• Supplied records:
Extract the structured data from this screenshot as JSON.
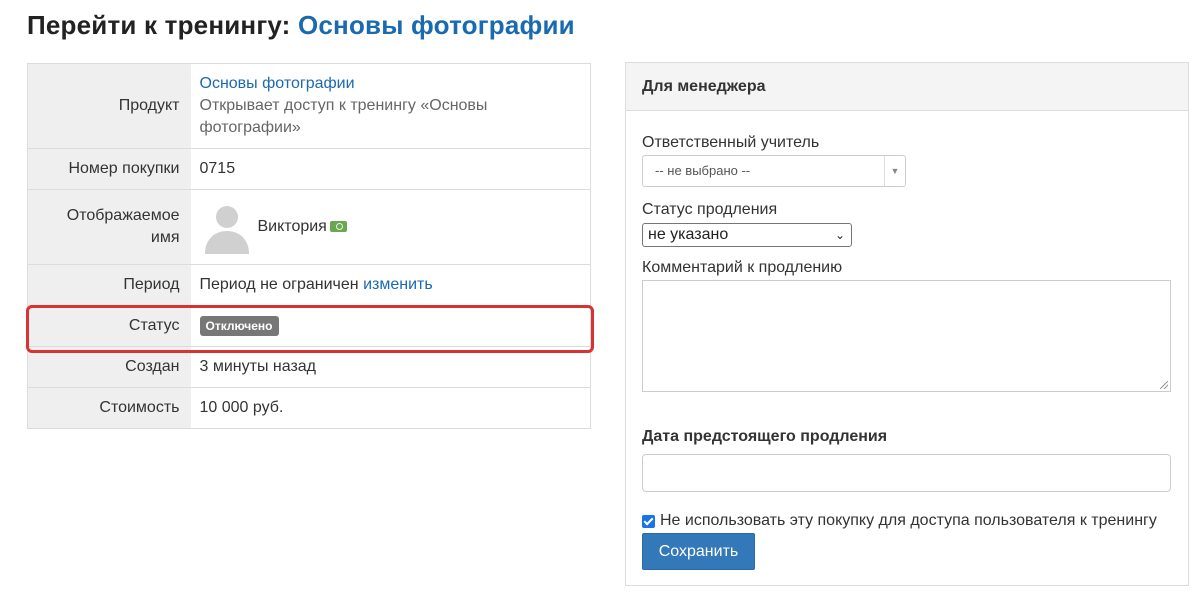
{
  "header": {
    "title_prefix": "Перейти к тренингу:",
    "training_link": "Основы фотографии"
  },
  "details": {
    "product_label": "Продукт",
    "product_link": "Основы фотографии",
    "product_desc": "Открывает доступ к тренингу «Основы фотографии»",
    "purchase_number_label": "Номер покупки",
    "purchase_number": "0715",
    "display_name_label": "Отображаемое имя",
    "display_name": "Виктория",
    "period_label": "Период",
    "period_text": "Период не ограничен",
    "period_change_link": "изменить",
    "status_label": "Статус",
    "status_badge": "Отключено",
    "created_label": "Создан",
    "created_value": "3 минуты назад",
    "cost_label": "Стоимость",
    "cost_value": "10 000 руб."
  },
  "manager_panel": {
    "title": "Для менеджера",
    "teacher_label": "Ответственный учитель",
    "teacher_value": "-- не выбрано --",
    "renewal_status_label": "Статус продления",
    "renewal_status_value": "не указано",
    "comment_label": "Комментарий к продлению",
    "comment_value": "",
    "date_label": "Дата предстоящего продления",
    "date_value": "",
    "checkbox_label": "Не использовать эту покупку для доступа пользователя к тренингу",
    "checkbox_checked": true,
    "save_button": "Сохранить"
  },
  "colors": {
    "link": "#1a6ab0",
    "badge_bg": "#777777",
    "highlight": "#d93232",
    "button": "#3378b8"
  }
}
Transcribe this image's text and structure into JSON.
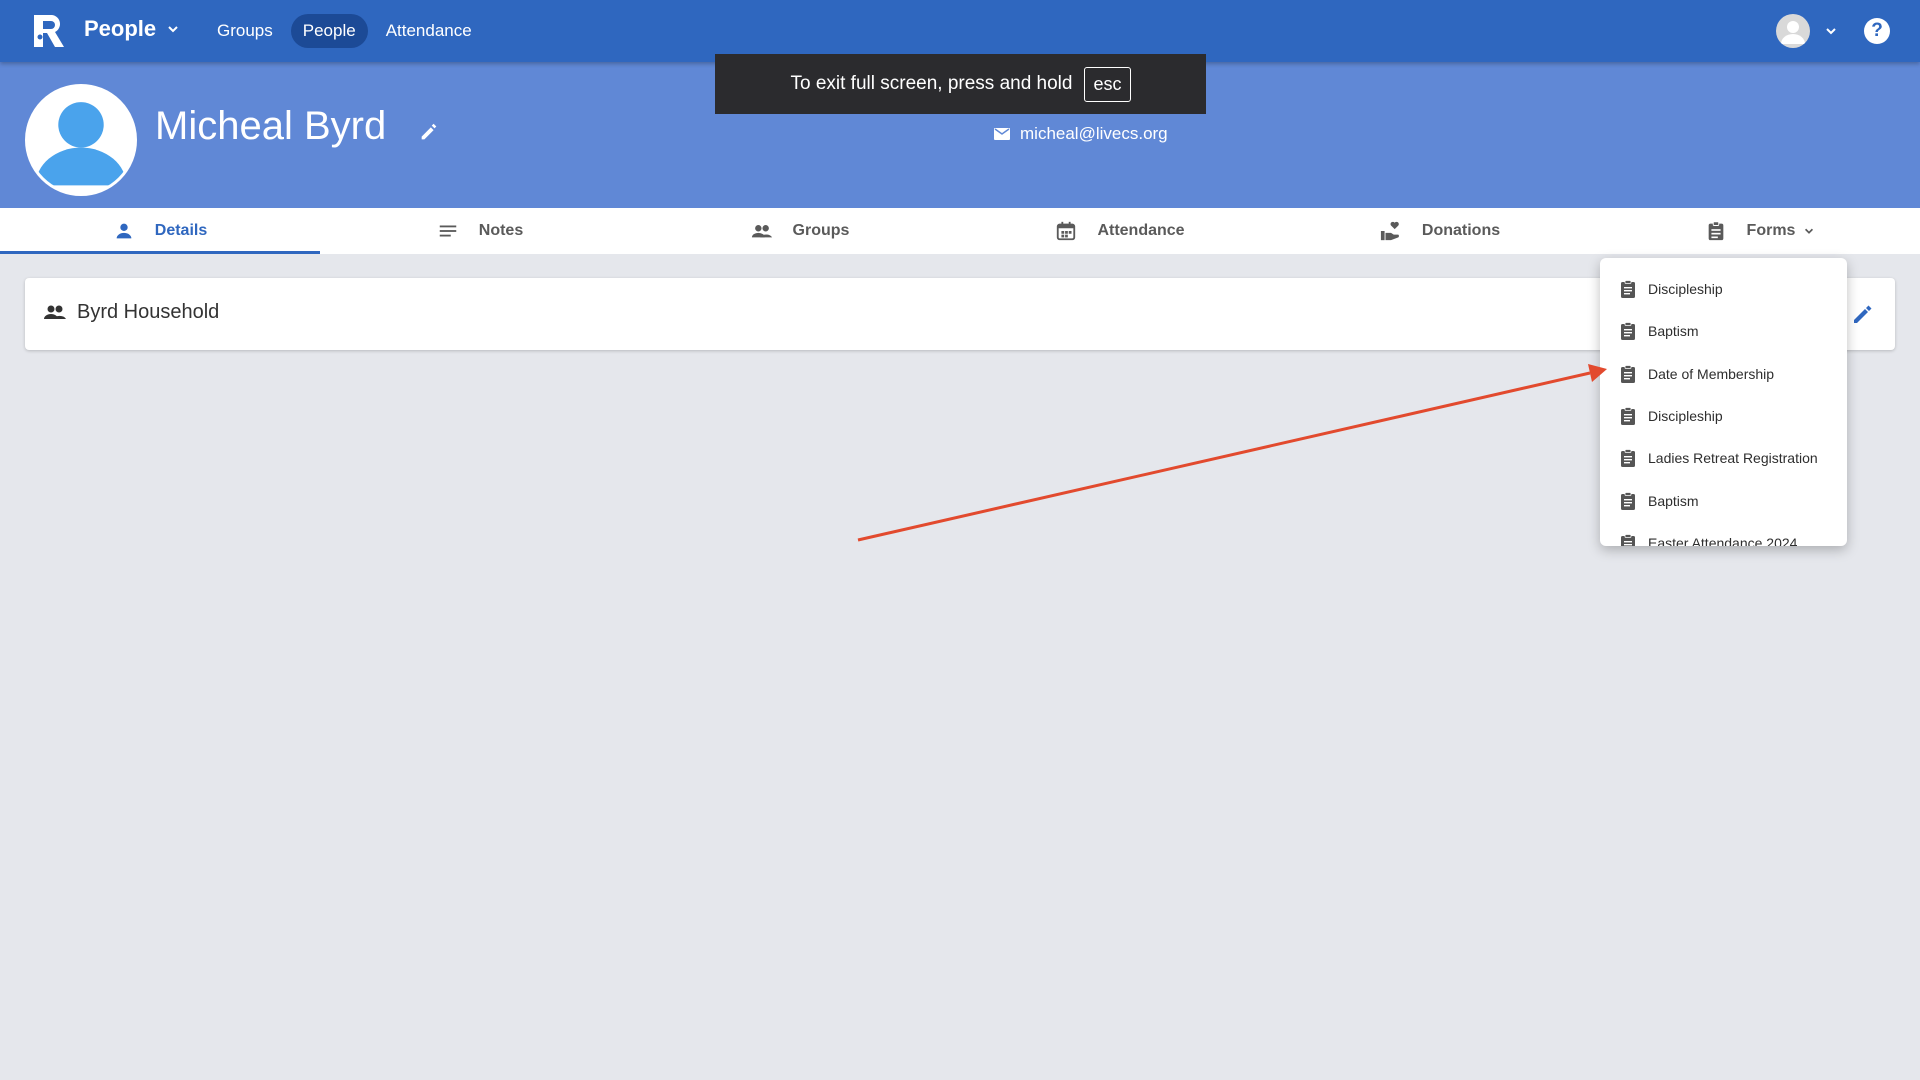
{
  "appbar": {
    "title": "People",
    "nav": [
      "Groups",
      "People",
      "Attendance"
    ],
    "active_nav": "People",
    "brand_color": "#2f67bf"
  },
  "fullscreen_toast": {
    "text": "To exit full screen, press and hold",
    "key": "esc"
  },
  "profile": {
    "name": "Micheal Byrd",
    "email": "micheal@livecs.org",
    "header_color": "#6088d6"
  },
  "tabs": [
    {
      "label": "Details",
      "icon": "person-icon",
      "active": true
    },
    {
      "label": "Notes",
      "icon": "notes-icon",
      "active": false
    },
    {
      "label": "Groups",
      "icon": "groups-icon",
      "active": false
    },
    {
      "label": "Attendance",
      "icon": "calendar-icon",
      "active": false
    },
    {
      "label": "Donations",
      "icon": "donation-icon",
      "active": false
    },
    {
      "label": "Forms",
      "icon": "clipboard-icon",
      "active": false
    }
  ],
  "household": {
    "title": "Byrd Household"
  },
  "forms_menu": {
    "items": [
      "Discipleship",
      "Baptism",
      "Date of Membership",
      "Discipleship",
      "Ladies Retreat Registration",
      "Baptism",
      "Easter Attendance 2024"
    ]
  },
  "annotation": {
    "arrow_color": "#e24a2e"
  }
}
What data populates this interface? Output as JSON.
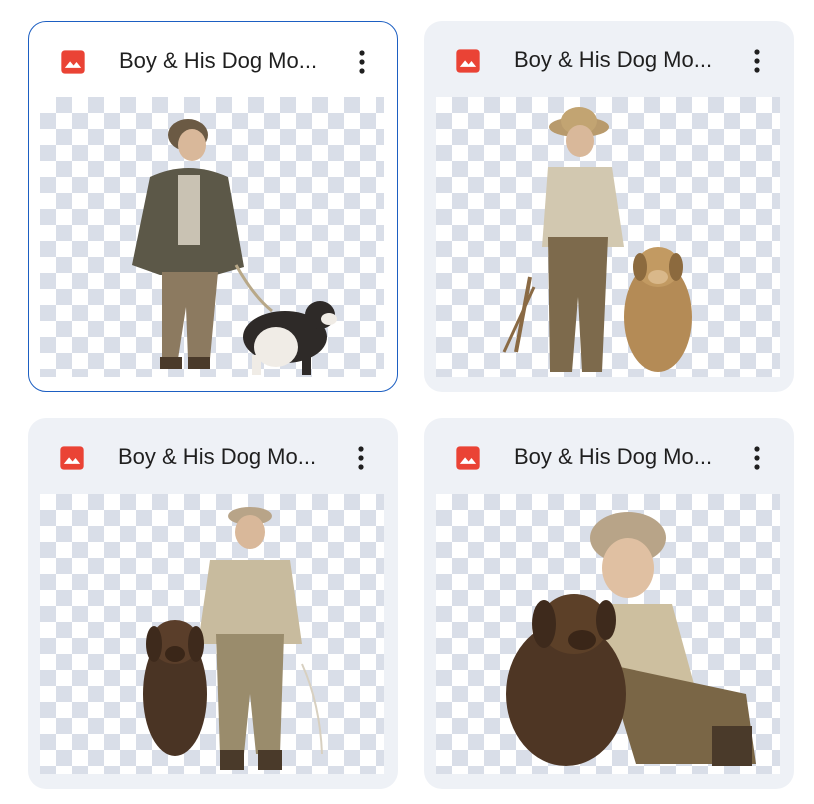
{
  "files": [
    {
      "title": "Boy & His Dog Mo...",
      "selected": true,
      "icon": "image-file-icon"
    },
    {
      "title": "Boy & His Dog Mo...",
      "selected": false,
      "icon": "image-file-icon"
    },
    {
      "title": "Boy & His Dog Mo...",
      "selected": false,
      "icon": "image-file-icon"
    },
    {
      "title": "Boy & His Dog Mo...",
      "selected": false,
      "icon": "image-file-icon"
    }
  ],
  "colors": {
    "icon_red": "#ea4335",
    "selection_border": "#1d5fc2",
    "card_bg": "#eef1f6"
  }
}
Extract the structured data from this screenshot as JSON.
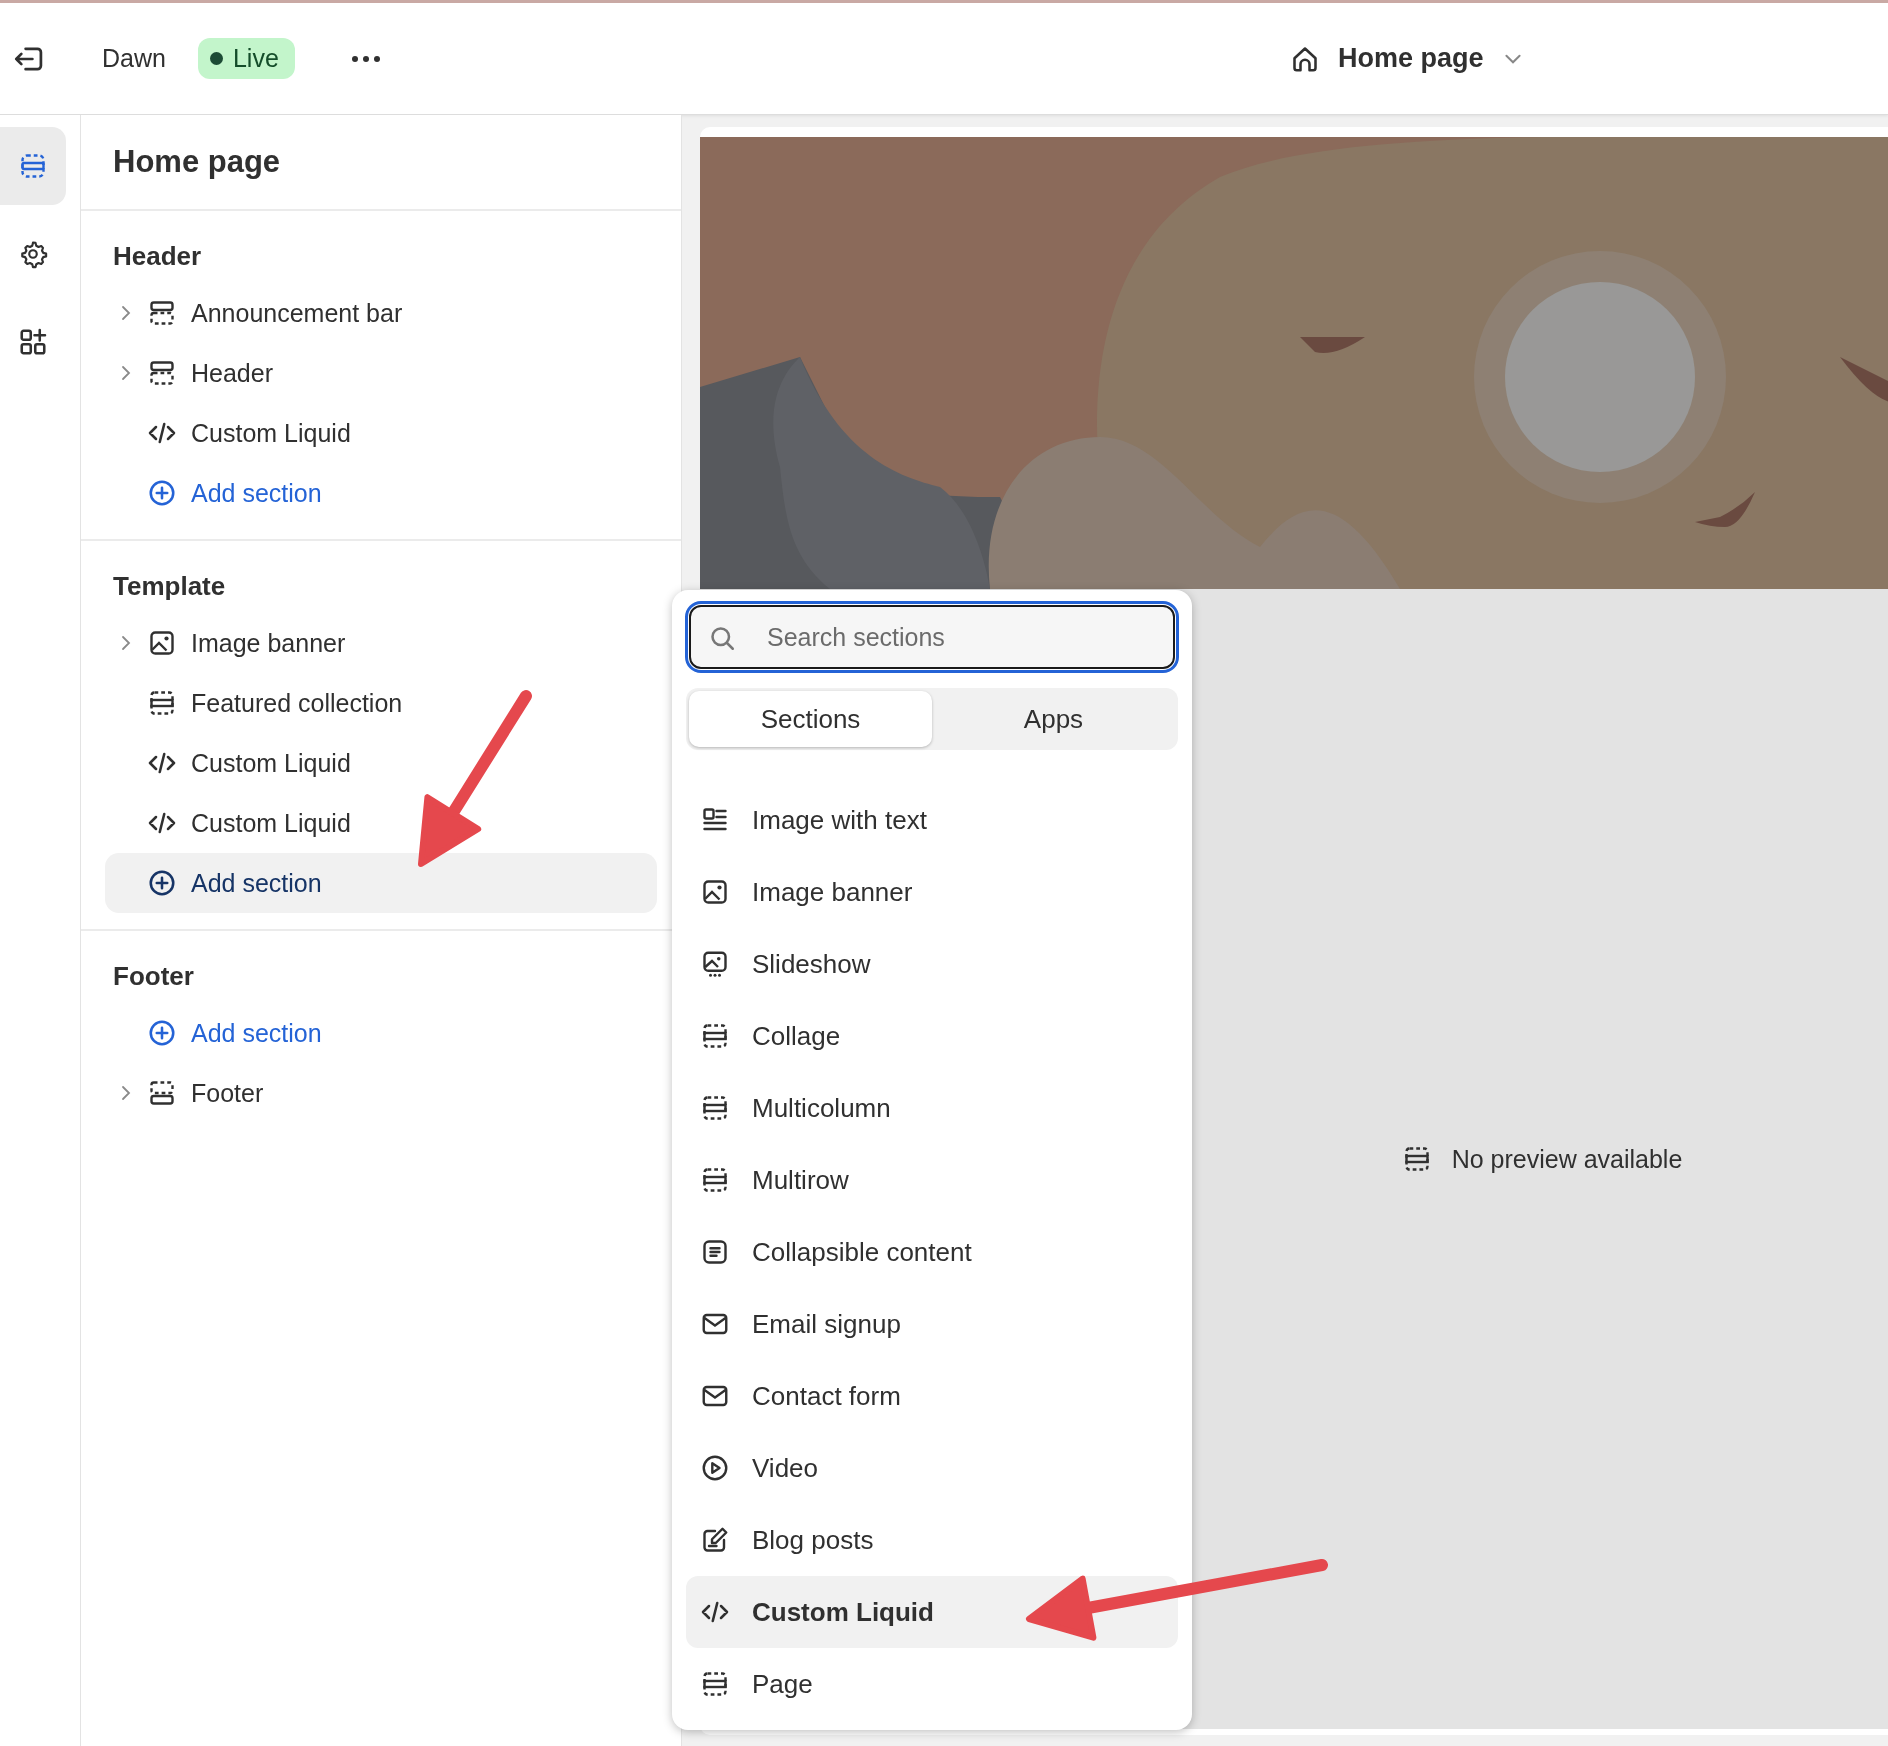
{
  "top_bar": {
    "theme_name": "Dawn",
    "status": "Live",
    "page_selector": "Home page"
  },
  "rail": [
    {
      "kind": "sections",
      "selected": true
    },
    {
      "kind": "settings",
      "selected": false
    },
    {
      "kind": "apps",
      "selected": false
    }
  ],
  "sidebar": {
    "title": "Home page",
    "groups": [
      {
        "title": "Header",
        "items": [
          {
            "label": "Announcement bar",
            "kind": "header",
            "expandable": true,
            "highlighted": false
          },
          {
            "label": "Header",
            "kind": "header",
            "expandable": true,
            "highlighted": false
          },
          {
            "label": "Custom Liquid",
            "kind": "code",
            "expandable": false,
            "highlighted": false
          },
          {
            "label": "Add section",
            "kind": "add",
            "expandable": false,
            "highlighted": false
          }
        ]
      },
      {
        "title": "Template",
        "items": [
          {
            "label": "Image banner",
            "kind": "image",
            "expandable": true,
            "highlighted": false
          },
          {
            "label": "Featured collection",
            "kind": "layout",
            "expandable": false,
            "highlighted": false
          },
          {
            "label": "Custom Liquid",
            "kind": "code",
            "expandable": false,
            "highlighted": false
          },
          {
            "label": "Custom Liquid",
            "kind": "code",
            "expandable": false,
            "highlighted": false
          },
          {
            "label": "Add section",
            "kind": "add",
            "expandable": false,
            "highlighted": true
          }
        ]
      },
      {
        "title": "Footer",
        "items": [
          {
            "label": "Add section",
            "kind": "add",
            "expandable": false,
            "highlighted": false
          },
          {
            "label": "Footer",
            "kind": "footer",
            "expandable": true,
            "highlighted": false
          }
        ]
      }
    ]
  },
  "picker": {
    "search": {
      "placeholder": "Search sections"
    },
    "tabs": [
      {
        "label": "Sections",
        "selected": true
      },
      {
        "label": "Apps",
        "selected": false
      }
    ],
    "sections": [
      {
        "label": "Image with text",
        "kind": "image-text",
        "highlighted": false
      },
      {
        "label": "Image banner",
        "kind": "image",
        "highlighted": false
      },
      {
        "label": "Slideshow",
        "kind": "slideshow",
        "highlighted": false
      },
      {
        "label": "Collage",
        "kind": "layout",
        "highlighted": false
      },
      {
        "label": "Multicolumn",
        "kind": "layout",
        "highlighted": false
      },
      {
        "label": "Multirow",
        "kind": "layout",
        "highlighted": false
      },
      {
        "label": "Collapsible content",
        "kind": "list",
        "highlighted": false
      },
      {
        "label": "Email signup",
        "kind": "envelope",
        "highlighted": false
      },
      {
        "label": "Contact form",
        "kind": "envelope",
        "highlighted": false
      },
      {
        "label": "Video",
        "kind": "play",
        "highlighted": false
      },
      {
        "label": "Blog posts",
        "kind": "edit",
        "highlighted": false
      },
      {
        "label": "Custom Liquid",
        "kind": "code",
        "highlighted": true
      },
      {
        "label": "Page",
        "kind": "layout",
        "highlighted": false
      }
    ]
  },
  "preview": {
    "message": "No preview available"
  }
}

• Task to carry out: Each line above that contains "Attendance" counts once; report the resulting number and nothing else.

• Task output: 3